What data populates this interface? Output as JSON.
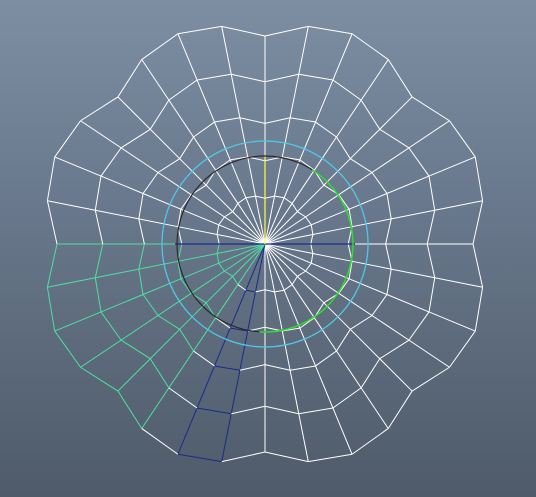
{
  "viewport": {
    "background_top": "#7d8ea3",
    "background_bottom": "#4f5b69"
  },
  "mesh": {
    "spoke_count": 32,
    "ring_count": 5,
    "lobe_count": 8,
    "colors": {
      "default": "#ffffff",
      "selected_light": "#4fe0a0",
      "selected_dark": "#1a2a8c",
      "axis_x": "#1a2a8c",
      "axis_y": "#ffff40"
    }
  },
  "manipulators": {
    "outer_circle_color": "#4fc8e8",
    "inner_circle_color": "#2b2b2b",
    "rotate_arc_color": "#30e030"
  }
}
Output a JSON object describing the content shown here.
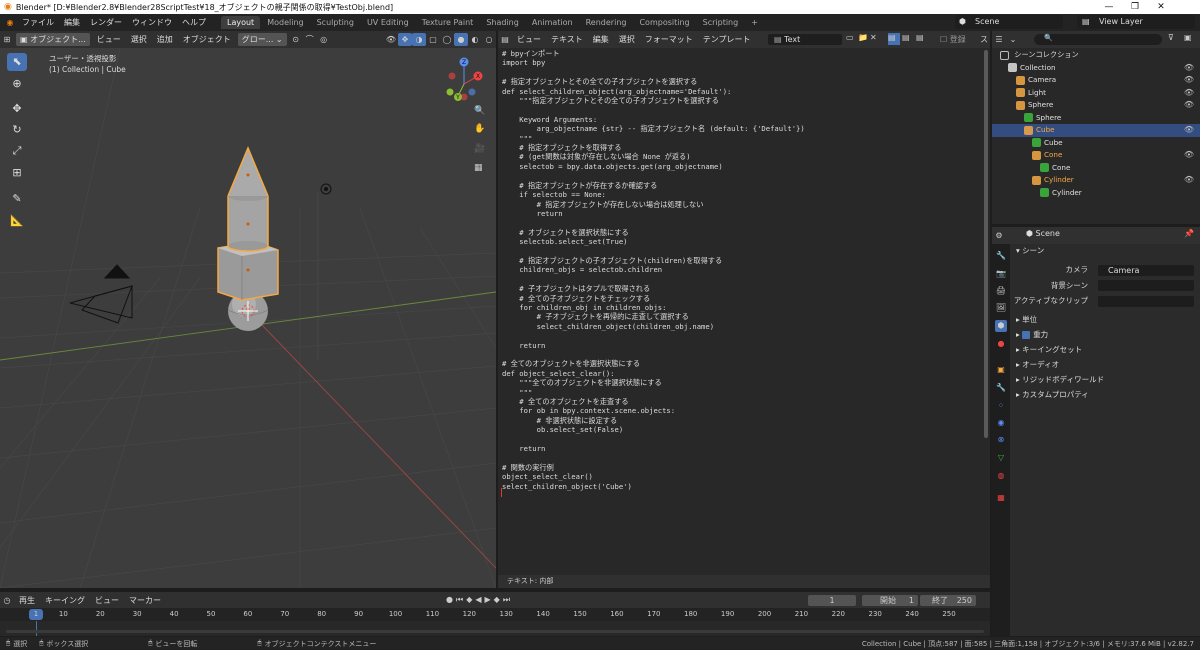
{
  "window": {
    "title": "Blender* [D:¥Blender2.8¥Blender28ScriptTest¥18_オブジェクトの親子関係の取得¥TestObj.blend]",
    "minimize": "—",
    "maximize": "❐",
    "close": "✕"
  },
  "menubar": {
    "items": [
      "ファイル",
      "編集",
      "レンダー",
      "ウィンドウ",
      "ヘルプ"
    ]
  },
  "workspaces": {
    "tabs": [
      "Layout",
      "Modeling",
      "Sculpting",
      "UV Editing",
      "Texture Paint",
      "Shading",
      "Animation",
      "Rendering",
      "Compositing",
      "Scripting"
    ],
    "active": "Layout",
    "add": "+"
  },
  "scene": {
    "name": "Scene",
    "view_layer": "View Layer"
  },
  "viewport": {
    "mode": "オブジェクト...",
    "menus": [
      "ビュー",
      "選択",
      "追加",
      "オブジェクト"
    ],
    "orientation": "グロー...",
    "view_name": "ユーザー・透視投影",
    "collection_label": "(1) Collection | Cube",
    "gizmo": {
      "x": "X",
      "y": "Y",
      "z": "Z"
    }
  },
  "text_editor": {
    "menus": [
      "ビュー",
      "テキスト",
      "編集",
      "選択",
      "フォーマット",
      "テンプレート"
    ],
    "text_name": "Text",
    "register_label": "登録",
    "footer": "テキスト: 内部",
    "code": "# bpyインポート\nimport bpy\n\n# 指定オブジェクトとその全ての子オブジェクトを選択する\ndef select_children_object(arg_objectname='Default'):\n    \"\"\"指定オブジェクトとその全ての子オブジェクトを選択する\n\n    Keyword Arguments:\n        arg_objectname {str} -- 指定オブジェクト名 (default: {'Default'})\n    \"\"\"\n    # 指定オブジェクトを取得する\n    # (get関数は対象が存在しない場合 None が返る)\n    selectob = bpy.data.objects.get(arg_objectname)\n\n    # 指定オブジェクトが存在するか確認する\n    if selectob == None:\n        # 指定オブジェクトが存在しない場合は処理しない\n        return\n\n    # オブジェクトを選択状態にする\n    selectob.select_set(True)\n\n    # 指定オブジェクトの子オブジェクト(children)を取得する\n    children_objs = selectob.children\n\n    # 子オブジェクトはタプルで取得される\n    # 全ての子オブジェクトをチェックする\n    for children_obj in children_objs:\n        # 子オブジェクトを再帰的に走査して選択する\n        select_children_object(children_obj.name)\n\n    return\n\n# 全てのオブジェクトを非選択状態にする\ndef object_select_clear():\n    \"\"\"全てのオブジェクトを非選択状態にする\n    \"\"\"\n    # 全てのオブジェクトを走査する\n    for ob in bpy.context.scene.objects:\n        # 非選択状態に設定する\n        ob.select_set(False)\n\n    return\n\n# 関数の実行例\nobject_select_clear()\nselect_children_object('Cube')"
  },
  "outliner": {
    "root": "シーンコレクション",
    "items": [
      {
        "label": "Collection",
        "indent": 1,
        "color": "#e0e0e0",
        "icon": "collection-icon",
        "eye": true
      },
      {
        "label": "Camera",
        "indent": 2,
        "color": "#e0e0e0",
        "icon": "camera-icon",
        "eye": true
      },
      {
        "label": "Light",
        "indent": 2,
        "color": "#e0e0e0",
        "icon": "light-icon",
        "eye": true
      },
      {
        "label": "Sphere",
        "indent": 2,
        "color": "#e0e0e0",
        "icon": "mesh-icon",
        "eye": true
      },
      {
        "label": "Sphere",
        "indent": 3,
        "color": "#e0e0e0",
        "icon": "mesh-data-icon",
        "eye": false
      },
      {
        "label": "Cube",
        "indent": 3,
        "color": "#f5a843",
        "icon": "mesh-icon",
        "eye": true
      },
      {
        "label": "Cube",
        "indent": 4,
        "color": "#e0e0e0",
        "icon": "mesh-data-icon",
        "eye": false
      },
      {
        "label": "Cone",
        "indent": 4,
        "color": "#f5a843",
        "icon": "mesh-icon",
        "eye": true
      },
      {
        "label": "Cone",
        "indent": 5,
        "color": "#e0e0e0",
        "icon": "mesh-data-icon",
        "eye": false
      },
      {
        "label": "Cylinder",
        "indent": 4,
        "color": "#f5a843",
        "icon": "mesh-icon",
        "eye": true
      },
      {
        "label": "Cylinder",
        "indent": 5,
        "color": "#e0e0e0",
        "icon": "mesh-data-icon",
        "eye": false
      }
    ]
  },
  "properties": {
    "context": "Scene",
    "section": "シーン",
    "fields": [
      {
        "label": "カメラ",
        "value": "Camera"
      },
      {
        "label": "背景シーン",
        "value": ""
      },
      {
        "label": "アクティブなクリップ",
        "value": ""
      }
    ],
    "panels": [
      "単位",
      "重力",
      "キーイングセット",
      "オーディオ",
      "リジッドボディワールド",
      "カスタムプロパティ"
    ]
  },
  "timeline": {
    "menus": [
      "再生",
      "キーイング",
      "ビュー",
      "マーカー"
    ],
    "current_frame": "1",
    "start_label": "開始",
    "start": "1",
    "end_label": "終了",
    "end": "250",
    "ticks": [
      "1",
      "10",
      "20",
      "30",
      "40",
      "50",
      "60",
      "70",
      "80",
      "90",
      "100",
      "110",
      "120",
      "130",
      "140",
      "150",
      "160",
      "170",
      "180",
      "190",
      "200",
      "210",
      "220",
      "230",
      "240",
      "250"
    ]
  },
  "statusbar": {
    "select": "選択",
    "box_select": "ボックス選択",
    "rotate_view": "ビューを回転",
    "context_menu": "オブジェクトコンテクストメニュー",
    "info": "Collection | Cube | 頂点:587 | 面:585 | 三角面:1,158 | オブジェクト:3/6 | メモリ:37.6 MiB | v2.82.7"
  },
  "colors": {
    "accent": "#4772b3",
    "selected": "#f5a843",
    "bg": "#1d1d1d"
  }
}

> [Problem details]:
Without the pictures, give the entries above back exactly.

> [Response to this exercise]:
What data populates this interface? Output as JSON.
{
  "viewport": {
    "background_top": "#7d8ea3",
    "background_bottom": "#4f5b69"
  },
  "mesh": {
    "spoke_count": 32,
    "ring_count": 5,
    "lobe_count": 8,
    "colors": {
      "default": "#ffffff",
      "selected_light": "#4fe0a0",
      "selected_dark": "#1a2a8c",
      "axis_x": "#1a2a8c",
      "axis_y": "#ffff40"
    }
  },
  "manipulators": {
    "outer_circle_color": "#4fc8e8",
    "inner_circle_color": "#2b2b2b",
    "rotate_arc_color": "#30e030"
  }
}
Output a JSON object describing the content shown here.
{
  "window": {
    "title": "Blender* [D:¥Blender2.8¥Blender28ScriptTest¥18_オブジェクトの親子関係の取得¥TestObj.blend]",
    "minimize": "—",
    "maximize": "❐",
    "close": "✕"
  },
  "menubar": {
    "items": [
      "ファイル",
      "編集",
      "レンダー",
      "ウィンドウ",
      "ヘルプ"
    ]
  },
  "workspaces": {
    "tabs": [
      "Layout",
      "Modeling",
      "Sculpting",
      "UV Editing",
      "Texture Paint",
      "Shading",
      "Animation",
      "Rendering",
      "Compositing",
      "Scripting"
    ],
    "active": "Layout",
    "add": "+"
  },
  "scene": {
    "name": "Scene",
    "view_layer": "View Layer"
  },
  "viewport": {
    "mode": "オブジェクト...",
    "menus": [
      "ビュー",
      "選択",
      "追加",
      "オブジェクト"
    ],
    "orientation": "グロー...",
    "view_name": "ユーザー・透視投影",
    "collection_label": "(1) Collection | Cube",
    "gizmo": {
      "x": "X",
      "y": "Y",
      "z": "Z"
    }
  },
  "text_editor": {
    "menus": [
      "ビュー",
      "テキスト",
      "編集",
      "選択",
      "フォーマット",
      "テンプレート"
    ],
    "text_name": "Text",
    "register_label": "登録",
    "footer": "テキスト: 内部",
    "code": "# bpyインポート\nimport bpy\n\n# 指定オブジェクトとその全ての子オブジェクトを選択する\ndef select_children_object(arg_objectname='Default'):\n    \"\"\"指定オブジェクトとその全ての子オブジェクトを選択する\n\n    Keyword Arguments:\n        arg_objectname {str} -- 指定オブジェクト名 (default: {'Default'})\n    \"\"\"\n    # 指定オブジェクトを取得する\n    # (get関数は対象が存在しない場合 None が返る)\n    selectob = bpy.data.objects.get(arg_objectname)\n\n    # 指定オブジェクトが存在するか確認する\n    if selectob == None:\n        # 指定オブジェクトが存在しない場合は処理しない\n        return\n\n    # オブジェクトを選択状態にする\n    selectob.select_set(True)\n\n    # 指定オブジェクトの子オブジェクト(children)を取得する\n    children_objs = selectob.children\n\n    # 子オブジェクトはタプルで取得される\n    # 全ての子オブジェクトをチェックする\n    for children_obj in children_objs:\n        # 子オブジェクトを再帰的に走査して選択する\n        select_children_object(children_obj.name)\n\n    return\n\n# 全てのオブジェクトを非選択状態にする\ndef object_select_clear():\n    \"\"\"全てのオブジェクトを非選択状態にする\n    \"\"\"\n    # 全てのオブジェクトを走査する\n    for ob in bpy.context.scene.objects:\n        # 非選択状態に設定する\n        ob.select_set(False)\n\n    return\n\n# 関数の実行例\nobject_select_clear()\nselect_children_object('Cube')"
  },
  "outliner": {
    "root": "シーンコレクション",
    "items": [
      {
        "label": "Collection",
        "indent": 1,
        "color": "#e0e0e0",
        "icon": "collection-icon",
        "eye": true
      },
      {
        "label": "Camera",
        "indent": 2,
        "color": "#e0e0e0",
        "icon": "camera-icon",
        "eye": true
      },
      {
        "label": "Light",
        "indent": 2,
        "color": "#e0e0e0",
        "icon": "light-icon",
        "eye": true
      },
      {
        "label": "Sphere",
        "indent": 2,
        "color": "#e0e0e0",
        "icon": "mesh-icon",
        "eye": true
      },
      {
        "label": "Sphere",
        "indent": 3,
        "color": "#e0e0e0",
        "icon": "mesh-data-icon",
        "eye": false
      },
      {
        "label": "Cube",
        "indent": 3,
        "color": "#f5a843",
        "icon": "mesh-icon",
        "eye": true
      },
      {
        "label": "Cube",
        "indent": 4,
        "color": "#e0e0e0",
        "icon": "mesh-data-icon",
        "eye": false
      },
      {
        "label": "Cone",
        "indent": 4,
        "color": "#f5a843",
        "icon": "mesh-icon",
        "eye": true
      },
      {
        "label": "Cone",
        "indent": 5,
        "color": "#e0e0e0",
        "icon": "mesh-data-icon",
        "eye": false
      },
      {
        "label": "Cylinder",
        "indent": 4,
        "color": "#f5a843",
        "icon": "mesh-icon",
        "eye": true
      },
      {
        "label": "Cylinder",
        "indent": 5,
        "color": "#e0e0e0",
        "icon": "mesh-data-icon",
        "eye": false
      }
    ]
  },
  "properties": {
    "context": "Scene",
    "section": "シーン",
    "fields": [
      {
        "label": "カメラ",
        "value": "Camera"
      },
      {
        "label": "背景シーン",
        "value": ""
      },
      {
        "label": "アクティブなクリップ",
        "value": ""
      }
    ],
    "panels": [
      "単位",
      "重力",
      "キーイングセット",
      "オーディオ",
      "リジッドボディワールド",
      "カスタムプロパティ"
    ]
  },
  "timeline": {
    "menus": [
      "再生",
      "キーイング",
      "ビュー",
      "マーカー"
    ],
    "current_frame": "1",
    "start_label": "開始",
    "start": "1",
    "end_label": "終了",
    "end": "250",
    "ticks": [
      "1",
      "10",
      "20",
      "30",
      "40",
      "50",
      "60",
      "70",
      "80",
      "90",
      "100",
      "110",
      "120",
      "130",
      "140",
      "150",
      "160",
      "170",
      "180",
      "190",
      "200",
      "210",
      "220",
      "230",
      "240",
      "250"
    ]
  },
  "statusbar": {
    "select": "選択",
    "box_select": "ボックス選択",
    "rotate_view": "ビューを回転",
    "context_menu": "オブジェクトコンテクストメニュー",
    "info": "Collection | Cube | 頂点:587 | 面:585 | 三角面:1,158 | オブジェクト:3/6 | メモリ:37.6 MiB | v2.82.7"
  },
  "colors": {
    "accent": "#4772b3",
    "selected": "#f5a843",
    "bg": "#1d1d1d"
  }
}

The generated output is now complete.